Even as foreclosures across the nation are tainted by accusations of fraud, mortgage companies and foreclosure judges favor expediency over accuracy as they relentlessly kick homeowners out onto the street, says Rolling Stone's Matt Taibbi, in a lengthy new investigation.
"[I]n America, it's far more shameful to owe money than it is to steal it," Taibbi, who famously called Goldman Sachs a "great vampire squid wrapped around the face of humanity," writes.
In the years leading up to the financial crisis, banks extended home loans and then sold them to other companies that packaged them into complicated securities, which in turn were sold to investors. Now, as the legitimacy of the documents proving who actually owns the mortgages has been called into question, some big banks have temporarily halted certain foreclosure proceedings -- and mortgage companies face a Federal criminal investigation. (Bank of America, for its part, faces a Federal racketeering lawsuit over its allegedly shoddy foreclosure paperwork.)

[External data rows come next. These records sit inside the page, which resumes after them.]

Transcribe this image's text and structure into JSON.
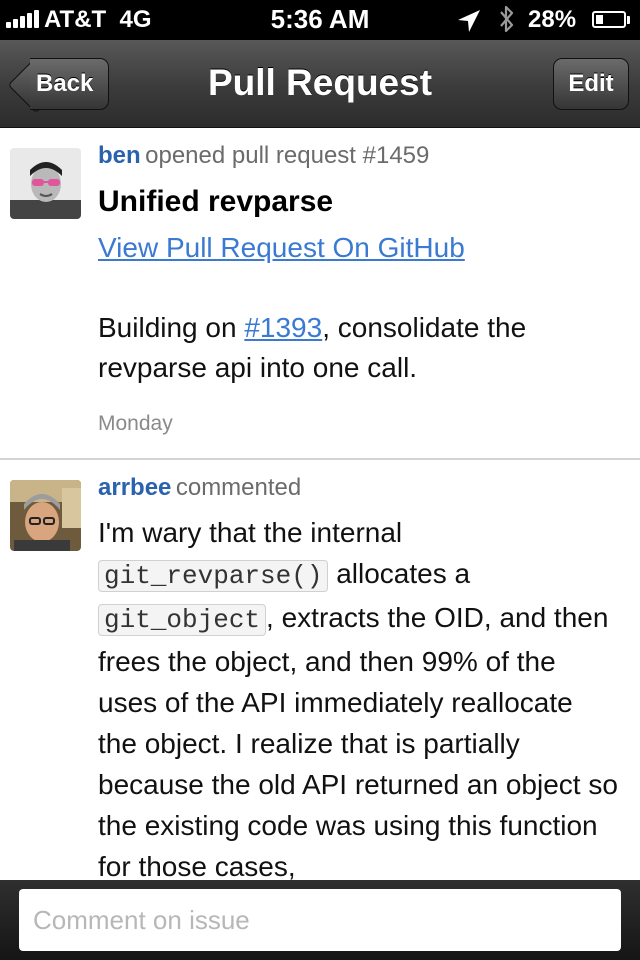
{
  "status_bar": {
    "carrier": "AT&T",
    "network": "4G",
    "time": "5:36 AM",
    "battery": "28%",
    "battery_level": 0.28
  },
  "nav": {
    "back_label": "Back",
    "title": "Pull Request",
    "edit_label": "Edit"
  },
  "pull_request": {
    "author": "ben",
    "action": "opened pull request #1459",
    "title": "Unified revparse",
    "github_link": "View Pull Request On GitHub",
    "body_before": "Building on ",
    "body_link": "#1393",
    "body_after": ", consolidate the revparse api into one call.",
    "date": "Monday"
  },
  "comment": {
    "author": "arrbee",
    "action": "commented",
    "text_1": "I'm wary that the internal ",
    "code_1": "git_revparse()",
    "text_2": " allocates a ",
    "code_2": "git_object",
    "text_3": ", extracts the OID, and then frees the object, and then 99% of the uses of the API immediately reallocate the object. I realize that is partially because the old API returned an object so the existing code was using this function for those cases,"
  },
  "comment_bar": {
    "placeholder": "Comment on issue"
  },
  "colors": {
    "author_blue": "#2a62ad",
    "link_blue": "#3a7ad2",
    "nav_dark": "#3b3b3b"
  }
}
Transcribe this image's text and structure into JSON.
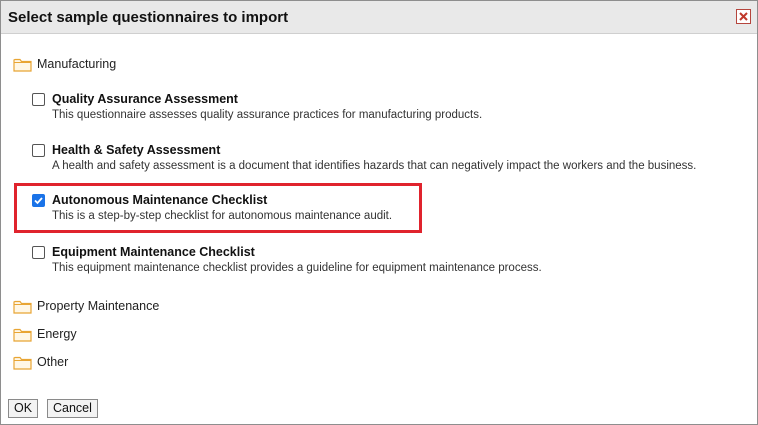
{
  "dialog": {
    "title": "Select sample questionnaires to import",
    "close_icon": "close-icon",
    "accent_close": "#c0392b"
  },
  "folders": [
    {
      "label": "Manufacturing",
      "icon": "folder-icon"
    },
    {
      "label": "Property Maintenance",
      "icon": "folder-icon"
    },
    {
      "label": "Energy",
      "icon": "folder-icon"
    },
    {
      "label": "Other",
      "icon": "folder-icon"
    }
  ],
  "items": [
    {
      "title": "Quality Assurance Assessment",
      "description": "This questionnaire assesses quality assurance practices for manufacturing products.",
      "checked": false
    },
    {
      "title": "Health & Safety Assessment",
      "description": "A health and safety assessment is a document that identifies hazards that can negatively impact the workers and the business.",
      "checked": false
    },
    {
      "title": "Autonomous Maintenance Checklist",
      "description": "This is a step-by-step checklist for autonomous maintenance audit.",
      "checked": true
    },
    {
      "title": "Equipment Maintenance Checklist",
      "description": "This equipment maintenance checklist provides a guideline for equipment maintenance process.",
      "checked": false
    }
  ],
  "buttons": {
    "ok_label": "OK",
    "cancel_label": "Cancel"
  },
  "colors": {
    "highlight": "#e0232d",
    "checkbox_checked": "#1a73e8",
    "folder": "#f5b942"
  }
}
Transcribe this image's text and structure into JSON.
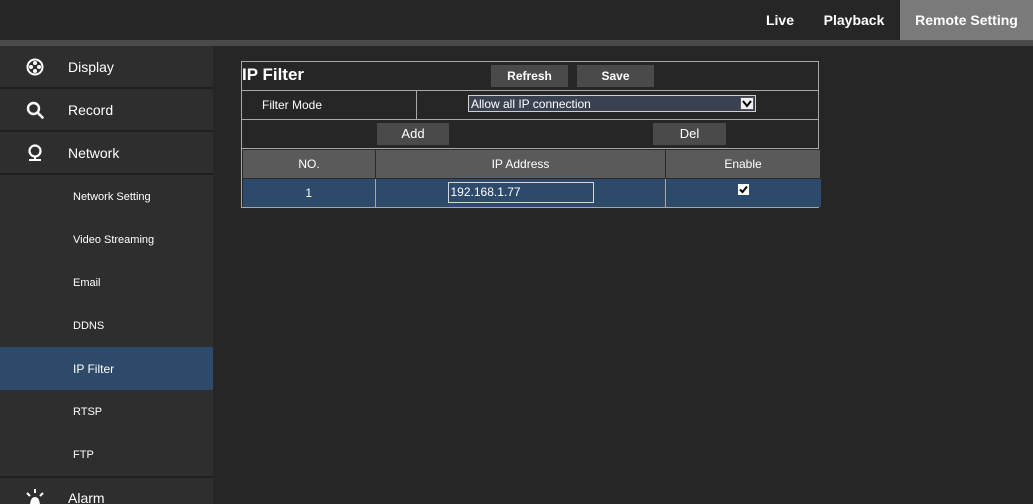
{
  "topnav": {
    "live": "Live",
    "playback": "Playback",
    "remote_setting": "Remote Setting"
  },
  "sidebar": {
    "main": [
      {
        "label": "Display",
        "icon": "display-icon"
      },
      {
        "label": "Record",
        "icon": "search-icon"
      },
      {
        "label": "Network",
        "icon": "network-icon"
      }
    ],
    "network_items": [
      {
        "label": "Network Setting"
      },
      {
        "label": "Video Streaming"
      },
      {
        "label": "Email"
      },
      {
        "label": "DDNS"
      },
      {
        "label": "IP Filter",
        "active": true
      },
      {
        "label": "RTSP"
      },
      {
        "label": "FTP"
      }
    ],
    "alarm": {
      "label": "Alarm",
      "icon": "alarm-icon"
    }
  },
  "panel": {
    "title": "IP Filter",
    "refresh_label": "Refresh",
    "save_label": "Save",
    "filter_mode_label": "Filter Mode",
    "filter_mode_value": "Allow all IP connection",
    "add_label": "Add",
    "del_label": "Del",
    "columns": [
      "NO.",
      "IP Address",
      "Enable"
    ],
    "rows": [
      {
        "no": "1",
        "ip": "192.168.1.77",
        "enabled": true
      }
    ]
  },
  "colors": {
    "background": "#262626",
    "sidebar": "#2e2e2e",
    "active_item": "#2e4a6b",
    "active_tab": "#7a7a7a",
    "header_cell": "#5a5a5a"
  }
}
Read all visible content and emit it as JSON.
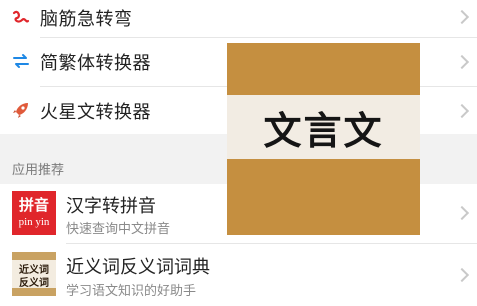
{
  "tools": [
    {
      "label": "脑筋急转弯",
      "icon": "squiggle-icon",
      "color": "#e0262b"
    },
    {
      "label": "简繁体转换器",
      "icon": "swap-arrows-icon",
      "color": "#1e88e5"
    },
    {
      "label": "火星文转换器",
      "icon": "rocket-icon",
      "color": "#e05a3a"
    }
  ],
  "section_title": "应用推荐",
  "apps": [
    {
      "title": "汉字转拼音",
      "subtitle": "快速查询中文拼音",
      "thumb_line1": "拼音",
      "thumb_line2": "pin yin"
    },
    {
      "title": "近义词反义词词典",
      "subtitle": "学习语文知识的好助手",
      "thumb_line1": "近义词",
      "thumb_line2": "反义词"
    }
  ],
  "overlay": {
    "text": "文言文"
  },
  "colors": {
    "accent_red": "#e0262b",
    "accent_blue": "#1e88e5",
    "overlay_bg": "#c58f40"
  }
}
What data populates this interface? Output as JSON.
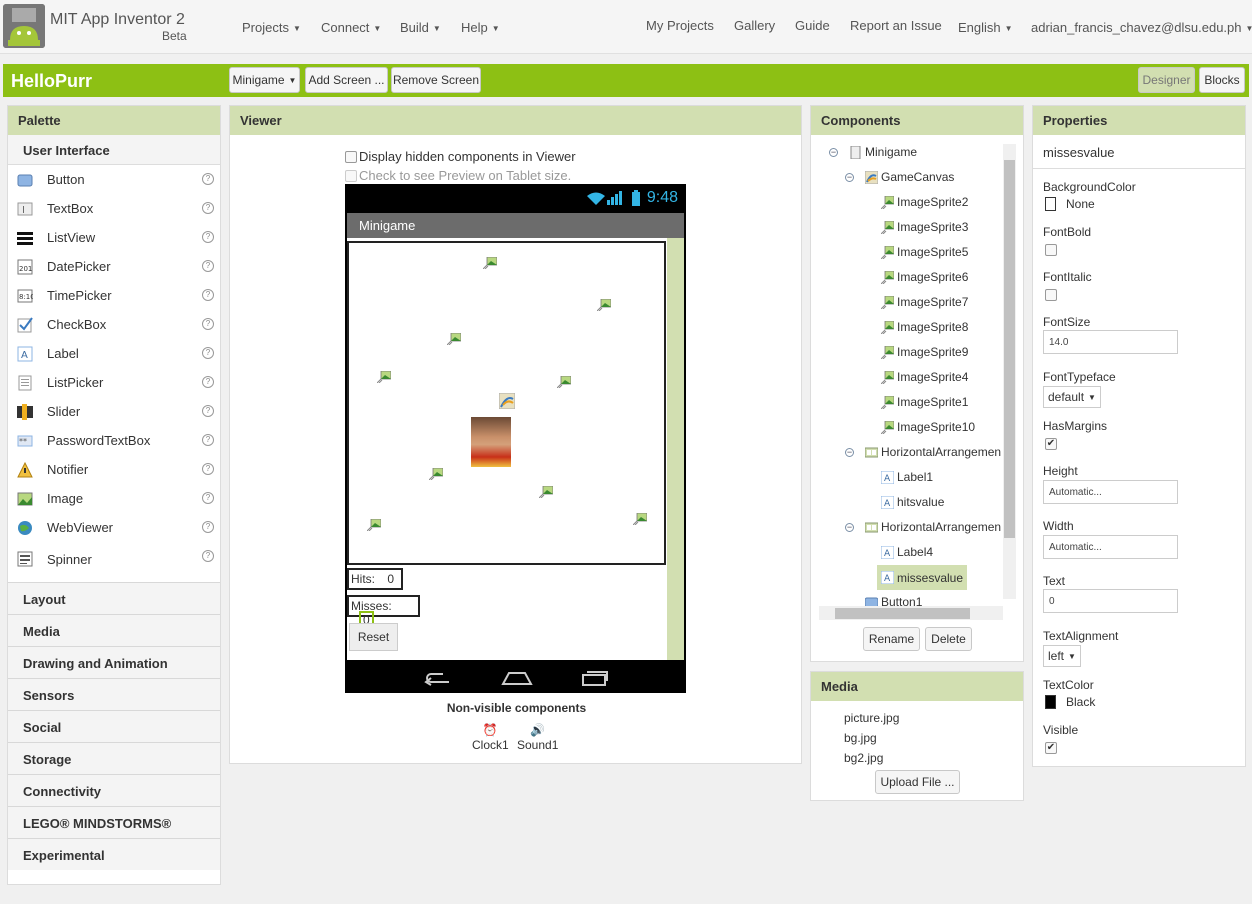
{
  "app": {
    "title": "MIT App Inventor 2",
    "subtitle": "Beta"
  },
  "topnav": {
    "left": [
      "Projects",
      "Connect",
      "Build",
      "Help"
    ],
    "right": {
      "my_projects": "My Projects",
      "gallery": "Gallery",
      "guide": "Guide",
      "report": "Report an Issue",
      "language": "English",
      "user": "adrian_francis_chavez@dlsu.edu.ph"
    }
  },
  "project": {
    "name": "HelloPurr",
    "screen": "Minigame",
    "add_screen": "Add Screen ...",
    "remove_screen": "Remove Screen",
    "designer": "Designer",
    "blocks": "Blocks"
  },
  "palette": {
    "title": "Palette",
    "section": "User Interface",
    "items": [
      {
        "label": "Button",
        "icon": "button-icon"
      },
      {
        "label": "TextBox",
        "icon": "textbox-icon"
      },
      {
        "label": "ListView",
        "icon": "listview-icon"
      },
      {
        "label": "DatePicker",
        "icon": "datepicker-icon"
      },
      {
        "label": "TimePicker",
        "icon": "timepicker-icon"
      },
      {
        "label": "CheckBox",
        "icon": "checkbox-icon"
      },
      {
        "label": "Label",
        "icon": "label-icon"
      },
      {
        "label": "ListPicker",
        "icon": "listpicker-icon"
      },
      {
        "label": "Slider",
        "icon": "slider-icon"
      },
      {
        "label": "PasswordTextBox",
        "icon": "password-icon"
      },
      {
        "label": "Notifier",
        "icon": "notifier-icon"
      },
      {
        "label": "Image",
        "icon": "image-icon"
      },
      {
        "label": "WebViewer",
        "icon": "webviewer-icon"
      },
      {
        "label": "Spinner",
        "icon": "spinner-icon"
      }
    ],
    "categories": [
      "Layout",
      "Media",
      "Drawing and Animation",
      "Sensors",
      "Social",
      "Storage",
      "Connectivity",
      "LEGO® MINDSTORMS®",
      "Experimental"
    ]
  },
  "viewer": {
    "title": "Viewer",
    "show_hidden": "Display hidden components in Viewer",
    "tablet": "Check to see Preview on Tablet size.",
    "time": "9:48",
    "screen_title": "Minigame",
    "hits_label": "Hits:",
    "hits_value": "0",
    "misses_label": "Misses:",
    "misses_value": "0",
    "reset": "Reset",
    "nonvisible_title": "Non-visible components",
    "nonvisible": [
      "Clock1",
      "Sound1"
    ]
  },
  "components": {
    "title": "Components",
    "tree": [
      "Minigame",
      "GameCanvas",
      "ImageSprite2",
      "ImageSprite3",
      "ImageSprite5",
      "ImageSprite6",
      "ImageSprite7",
      "ImageSprite8",
      "ImageSprite9",
      "ImageSprite4",
      "ImageSprite1",
      "ImageSprite10",
      "HorizontalArrangemen",
      "Label1",
      "hitsvalue",
      "HorizontalArrangemen",
      "Label4",
      "missesvalue",
      "Button1"
    ],
    "rename": "Rename",
    "delete": "Delete"
  },
  "media": {
    "title": "Media",
    "files": [
      "picture.jpg",
      "bg.jpg",
      "bg2.jpg"
    ],
    "upload": "Upload File ..."
  },
  "properties": {
    "title": "Properties",
    "component": "missesvalue",
    "background_color": {
      "label": "BackgroundColor",
      "value": "None"
    },
    "font_bold": {
      "label": "FontBold"
    },
    "font_italic": {
      "label": "FontItalic"
    },
    "font_size": {
      "label": "FontSize",
      "value": "14.0"
    },
    "font_typeface": {
      "label": "FontTypeface",
      "value": "default"
    },
    "has_margins": {
      "label": "HasMargins"
    },
    "height": {
      "label": "Height",
      "value": "Automatic..."
    },
    "width": {
      "label": "Width",
      "value": "Automatic..."
    },
    "text": {
      "label": "Text",
      "value": "0"
    },
    "text_alignment": {
      "label": "TextAlignment",
      "value": "left"
    },
    "text_color": {
      "label": "TextColor",
      "value": "Black"
    },
    "visible": {
      "label": "Visible"
    }
  },
  "colors": {
    "accent": "#8dc014",
    "header": "#d2dfb1"
  }
}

In his latest piece, Taibbi argues that the mortgage mess isn't merely a matter of botched paperwork. Rather, it's the result of fraud on all levels of the mortgage industry.
The heart of Taibbi's piece is an account of an hour he spent watching a Florida judge speed through a series of foreclosure cases -- the "rocket docket," as it's known.
He describes the type of fraud that, he says, pervades the system. In one case, Bank of New York Mellon, which was trying to foreclosure on a home, apparently fabricated the existence of the mortgage note, the document that proves a bank is owed debt. Here's Taibbi:
"The bank, in other words, tried to claim on paper, in court, that it both lost the note and had it, at the same time. Moreover, it claimed that it had included a copy of the note in the file, which it did -- the only problem being that the note (a) was not properly endorsed, and (b) was payable not to Bank of New York but to someone else, a company called Novastar."
The Florida judge, Taibbi says, is biased in favor of the mortgage companies:
"Now, one might think that after a bank makes multiple attempts to push phony documents through a courtroom, a judge might be pissed off enough to simply rule against that plaintiff for good. As I witness in court all morning, the defense never gets more than one chance to screw up. But the banks get to keep filing their foreclosures over and over again, no matter how atrocious and deceitful their paperwork is.
"Just minutes before, I had watched what happens when defendants don't show up in court: kerchunk! The judge more or less automatically rules for the plaintiffs when the homeowner is a no-show. But when the plaintiff doesn't show, the judge is suddenly all mercy and forgiveness...
Read the whole story here.